Four Artemisinin-Based Treatments in African Pregnant Women With Malaria

N Engl J Med. 2016 Mar 10;374(10):913-27. doi: 10.1056/NEJMoa1508606.

Abstract

Background: Information regarding the safety and efficacy of artemisinin combination treatments for malaria in pregnant women is limited, particularly among women who live in sub-Saharan Africa.

Methods: We conducted a multicenter, randomized, open-label trial of treatments for malaria in pregnant women in four African countries. A total of 3428 pregnant women in the second or third trimester who had falciparum malaria (at any parasite density and regardless of symptoms) were treated with artemether-lumefantrine, amodiaquine-artesunate, mefloquine-artesunate, or dihydroartemisinin-piperaquine. The primary end points were the polymerase-chain-reaction (PCR)-adjusted cure rates (i.e., cure of the original infection; new infections during follow-up were not considered to be treatment failures) at day 63 and safety outcomes.

Results: The PCR-adjusted cure rates in the per-protocol analysis were 94.8% in the artemether-lumefantrine group, 98.5% in the amodiaquine-artesunate group, 99.2% in the dihydroartemisinin-piperaquine group, and 96.8% in the mefloquine-artesunate group; the PCR-adjusted cure rates in the intention-to-treat analysis were 94.2%, 96.9%, 98.0%, and 95.5%, respectively. There was no significant difference among the amodiaquine-artesunate group, dihydroartemisinin-piperaquine group, and the mefloquine-artesunate group. The cure rate in the artemether-lumefantrine group was significantly lower than that in the other three groups, although the absolute difference was within the 5-percentage-point margin for equivalence. The unadjusted cure rates, used as a measure of the post-treatment prophylactic effect, were significantly lower in the artemether-lumefantrine group (52.5%) than in groups that received amodiaquine-artesunate (82.3%), dihydroartemisinin-piperaquine (86.9%), or mefloquine-artesunate (73.8%). No significant difference in the rate of serious adverse events and in birth outcomes was found among the treatment groups. Drug-related adverse events such as asthenia, poor appetite, dizziness, nausea, and vomiting occurred significantly more frequently in the mefloquine-artesunate group (50.6%) and the amodiaquine-artesunate group (48.5%) than in the dihydroartemisinin-piperaquine group (20.6%) and the artemether-lumefantrine group (11.5%) (P<0.001 for comparison among the four groups).

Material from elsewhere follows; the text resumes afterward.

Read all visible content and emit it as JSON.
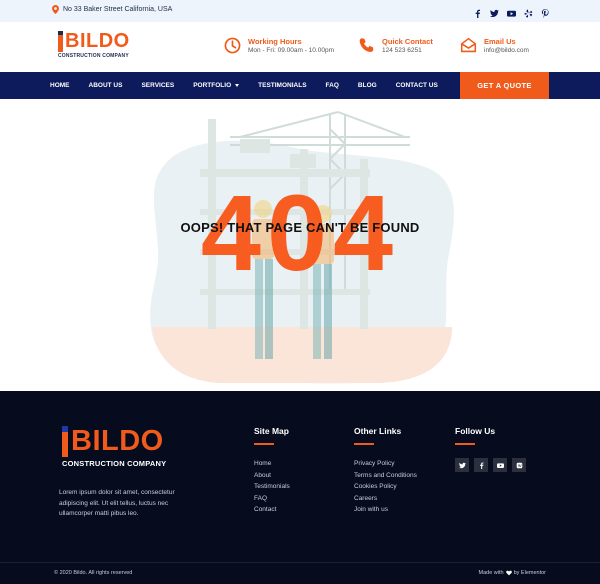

Conclusions: Artemether-lumefantrine was associated with the fewest adverse effects and with acceptable cure rates but provided the shortest post-treatment prophylaxis, whereas dihydroartemisinin-piperaquine had the best efficacy and an acceptable safety profile. (Funded by the European and Developing Countries Clinical Trials Partnership and others; ClinicalTrials.gov number, NCT00852423.).

Publication types

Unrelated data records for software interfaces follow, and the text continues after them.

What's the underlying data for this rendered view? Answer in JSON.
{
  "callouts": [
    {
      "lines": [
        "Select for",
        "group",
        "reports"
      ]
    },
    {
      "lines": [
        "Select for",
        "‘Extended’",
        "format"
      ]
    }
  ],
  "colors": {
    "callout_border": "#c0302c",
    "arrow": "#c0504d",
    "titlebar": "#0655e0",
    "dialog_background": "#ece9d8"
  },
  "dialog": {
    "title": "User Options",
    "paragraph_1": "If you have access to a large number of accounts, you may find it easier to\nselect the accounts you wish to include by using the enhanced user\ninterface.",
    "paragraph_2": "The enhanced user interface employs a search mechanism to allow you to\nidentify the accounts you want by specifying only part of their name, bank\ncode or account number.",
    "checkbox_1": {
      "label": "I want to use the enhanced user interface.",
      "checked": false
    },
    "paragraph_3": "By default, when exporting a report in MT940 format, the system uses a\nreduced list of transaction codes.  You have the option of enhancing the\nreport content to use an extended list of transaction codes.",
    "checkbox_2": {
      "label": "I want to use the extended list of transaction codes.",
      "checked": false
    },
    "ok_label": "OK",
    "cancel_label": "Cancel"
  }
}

  • Multicenter Study
  • Randomized Controlled Trial
  • Research Support, Non-U.S. Gov't

MeSH terms

  • Adult
  • Africa
  • Amodiaquine / therapeutic use
  • Antimalarials / adverse effects
  • Antimalarials / therapeutic use*
  • Artemether, Lumefantrine Drug Combination
  • Artemisinins / adverse effects
  • Artemisinins / therapeutic use*
  • Drug Combinations
  • Ethanolamines / therapeutic use
  • Female
  • Fluorenes / therapeutic use
  • Humans
  • Malaria, Falciparum / drug therapy*
  • Plasmodium falciparum / genetics
  • Plasmodium falciparum / isolation & purification
  • Polymerase Chain Reaction
  • Pregnancy
  • Pregnancy Complications, Parasitic / drug therapy*
  • Pregnancy Outcome
  • Quinolines / therapeutic use
  • Young Adult

Substances

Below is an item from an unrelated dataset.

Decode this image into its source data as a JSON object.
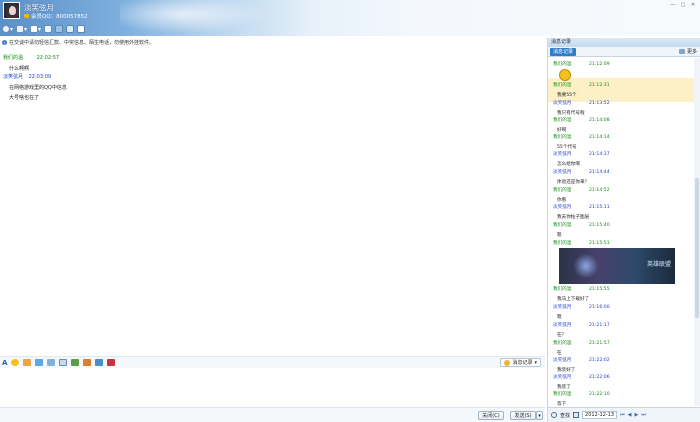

  • Antimalarials
  • Artemether, Lumefantrine Drug Combination
  • Artemisinins
  • Drug Combinations
  • Ethanolamines
  • Fluorenes
  • Quinolines
  • amodiaquine, artesunate drug combination
  • Amodiaquine

Associated data

  • ClinicalTrials.gov/NCT00852423